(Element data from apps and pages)
⟨

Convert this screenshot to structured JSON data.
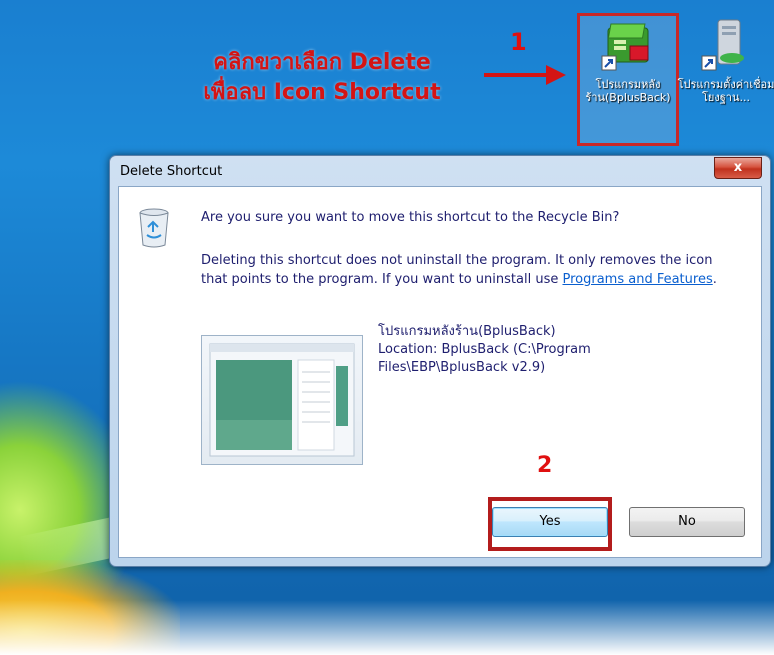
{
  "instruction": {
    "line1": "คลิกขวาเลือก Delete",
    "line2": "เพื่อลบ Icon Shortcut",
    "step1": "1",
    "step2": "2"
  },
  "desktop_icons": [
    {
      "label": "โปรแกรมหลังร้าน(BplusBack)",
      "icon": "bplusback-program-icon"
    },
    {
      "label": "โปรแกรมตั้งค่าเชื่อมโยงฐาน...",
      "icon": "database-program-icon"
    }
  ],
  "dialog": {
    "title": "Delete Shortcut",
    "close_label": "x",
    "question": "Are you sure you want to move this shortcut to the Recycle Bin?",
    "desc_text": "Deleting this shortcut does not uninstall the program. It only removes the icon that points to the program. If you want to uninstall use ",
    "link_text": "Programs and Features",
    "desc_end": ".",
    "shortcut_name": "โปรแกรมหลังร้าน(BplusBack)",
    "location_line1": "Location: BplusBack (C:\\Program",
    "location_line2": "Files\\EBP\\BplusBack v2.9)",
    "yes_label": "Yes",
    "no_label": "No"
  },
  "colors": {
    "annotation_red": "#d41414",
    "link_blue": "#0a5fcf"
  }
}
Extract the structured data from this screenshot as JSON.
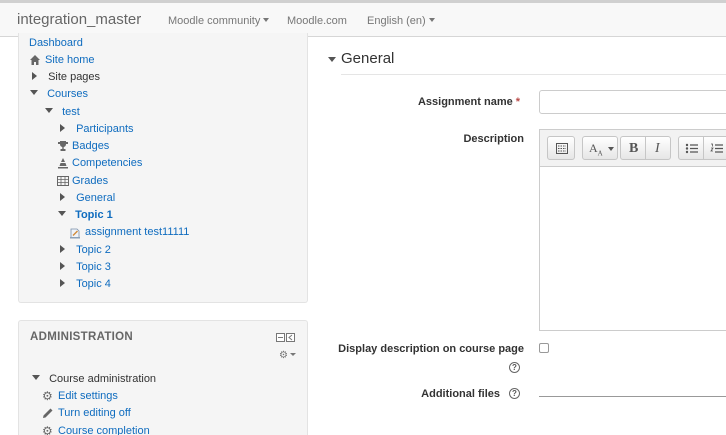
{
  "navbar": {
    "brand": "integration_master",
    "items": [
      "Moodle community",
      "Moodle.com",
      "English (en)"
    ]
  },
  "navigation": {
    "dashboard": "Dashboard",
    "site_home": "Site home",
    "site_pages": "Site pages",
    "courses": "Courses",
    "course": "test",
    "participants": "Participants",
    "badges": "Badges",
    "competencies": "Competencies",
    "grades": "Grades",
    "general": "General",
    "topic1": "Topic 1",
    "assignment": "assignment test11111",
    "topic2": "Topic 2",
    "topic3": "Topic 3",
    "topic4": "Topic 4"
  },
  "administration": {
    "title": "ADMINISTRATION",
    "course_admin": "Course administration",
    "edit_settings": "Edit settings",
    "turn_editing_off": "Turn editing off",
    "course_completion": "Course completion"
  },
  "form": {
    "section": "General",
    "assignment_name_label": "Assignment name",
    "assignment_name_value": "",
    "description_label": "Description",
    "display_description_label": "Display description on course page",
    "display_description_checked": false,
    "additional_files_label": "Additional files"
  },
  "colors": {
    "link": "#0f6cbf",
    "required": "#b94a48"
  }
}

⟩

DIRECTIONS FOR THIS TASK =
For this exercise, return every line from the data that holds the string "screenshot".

TASK OUTPUT =
Convert this screenshot to structured JSON data.
Extract the structured data from this screenshot as JSON.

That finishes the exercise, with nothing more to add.